But there are moves you can make to take the sting out of climbing credit card interest.
Reducing your credit card debt aggressively is a good idea no matter what rates do. Re-evaluate your budget to see whether you can free up any cash to pay down your credit card balances, and think about whether you can increase your income, even temporarily.
As interest rates rise, ensure you’re making at least the minimum payments on time, on every card. This will help strengthen your credit score over time, which will make it easier to qualify for lower-interest loans.
If you do have good credit, consider moving higher-interest debt to a balance transfer credit card. These offers may become scarcer if the Fed continues to raise interest rates, and locking down a 0% intro APR for 12 months or more is a great way to make a significant dent in your debt. Paying down your balances will also improve your credit score.
If you plan to borrow money in the near future, you can expect to see higher interest rates on auto loans and personal loans. Double-check that your existing loans have a fixed interest rate, and consider borrowing sooner rather than later to keep your interest costs down.
If you own a home, you may be able to borrow equity to pay off your credit cards. But be careful — home equity lines of credit, which often have variable interest rates, are also likely to be affected by Fed rate hikes. Consider instead a fixed-rate home equity loan, or refinance your primary mortgage to pay off your credit card debt and lock in a low fixed rate now while you still can.
Impact on home buyers
Mortgage rates already have been rising in anticipation of Fed rate hikes, and they may go up even more through the end of 2022.
The Fed’s recent rate increases are ending what has been effectively a zero-interest-rate environment, because the federal funds rate has been so close to zero for so long. These historically low mortgage rates jolted upward by almost half a percentage point in January as the Fed's intentions came into focus. Even after that increase, mortgage rates were still low by the standards of previous generations of homeowners.
However, if the Fed continues to boost short-term rates over the next two to three years — and inflation climbs — home buyers will see mortgage rates rise significantly.
It’s important to consider that even incremental rate increases are costly when imposed on big-ticket items like homes and stretched out over the life of a multiyear loan.
For instance, a 30-year mortgage at a rate of 3% on a $300,000 loan yields a monthly payment of about $1,265. A rate of 5% bumps that to $1,610 — and adds almost $145,000 in interest over the life of the loan. When higher rates are combined with rising home prices, it’s easier to get priced out of the market, especially for first-time buyers.

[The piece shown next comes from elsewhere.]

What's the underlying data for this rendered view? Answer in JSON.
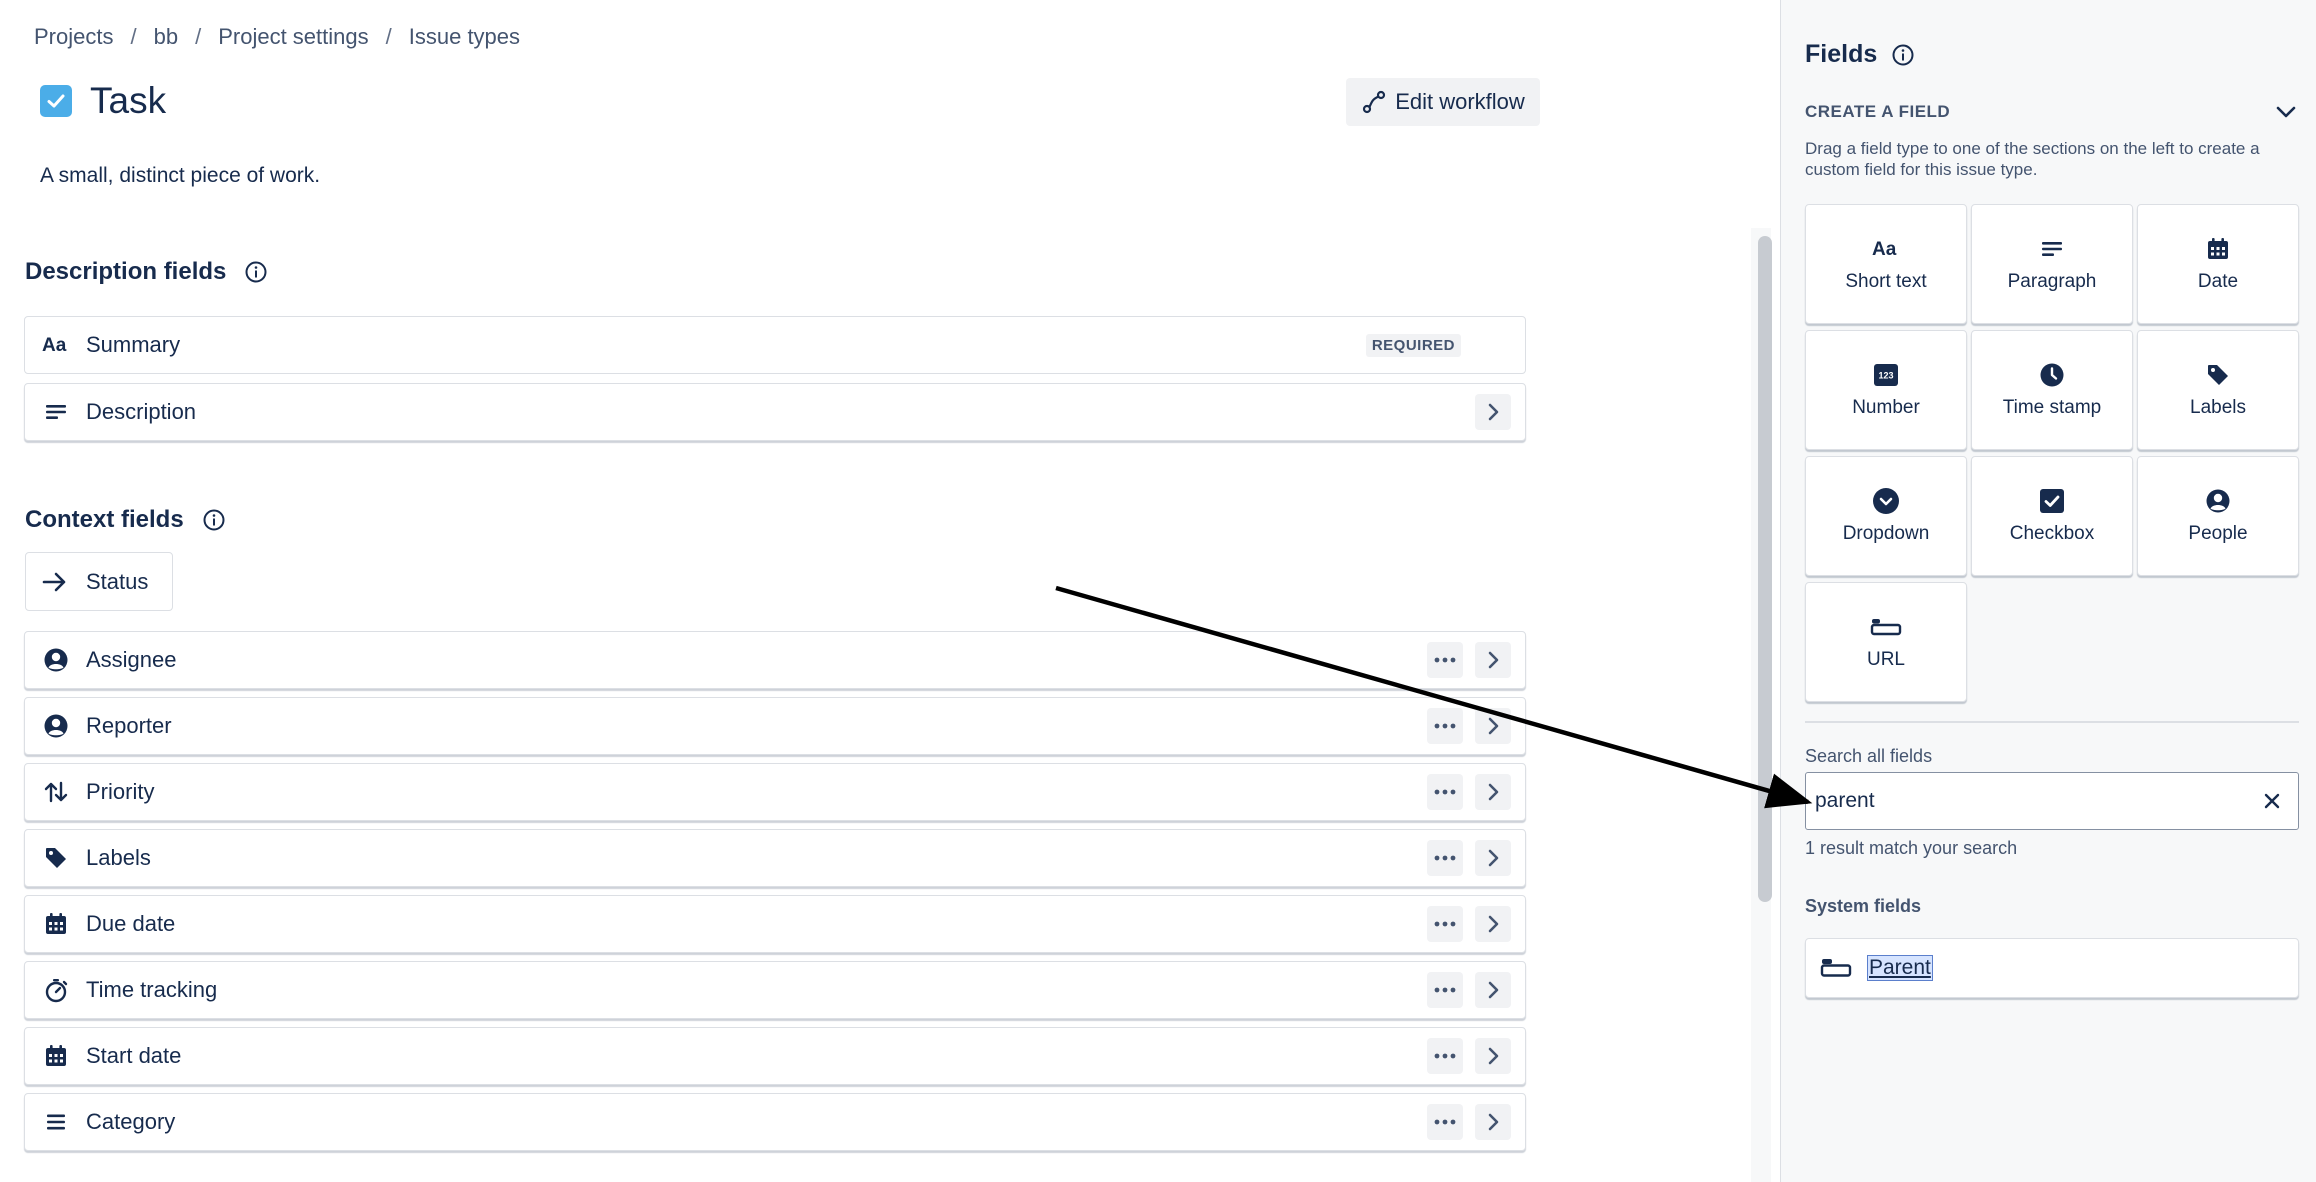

Getting ahead of the tide of rising interest rates can save borrowers thousands of dollars. Consumers with adjustable-rate mortgages and home equity lines of credit should take a close look now at their financing options, and consider moving to fixed-rate alternatives.
A rising rate environment
The Fed's rate hike also affects the economy, and vice versa. These initial rate bumps are an opportunity to prepare yourself for a trend toward higher rates.
Reducing debt, especially when you’re paying a variable interest rate, will help you in a rising-rate environment. So will increasing your savings and staying focused on your long-term investing strategy, in spite of day-to-day fluctuations in the stock market.
If you manage your money carefully and the economy stays strong, rising rates could be a good thing for your wallet.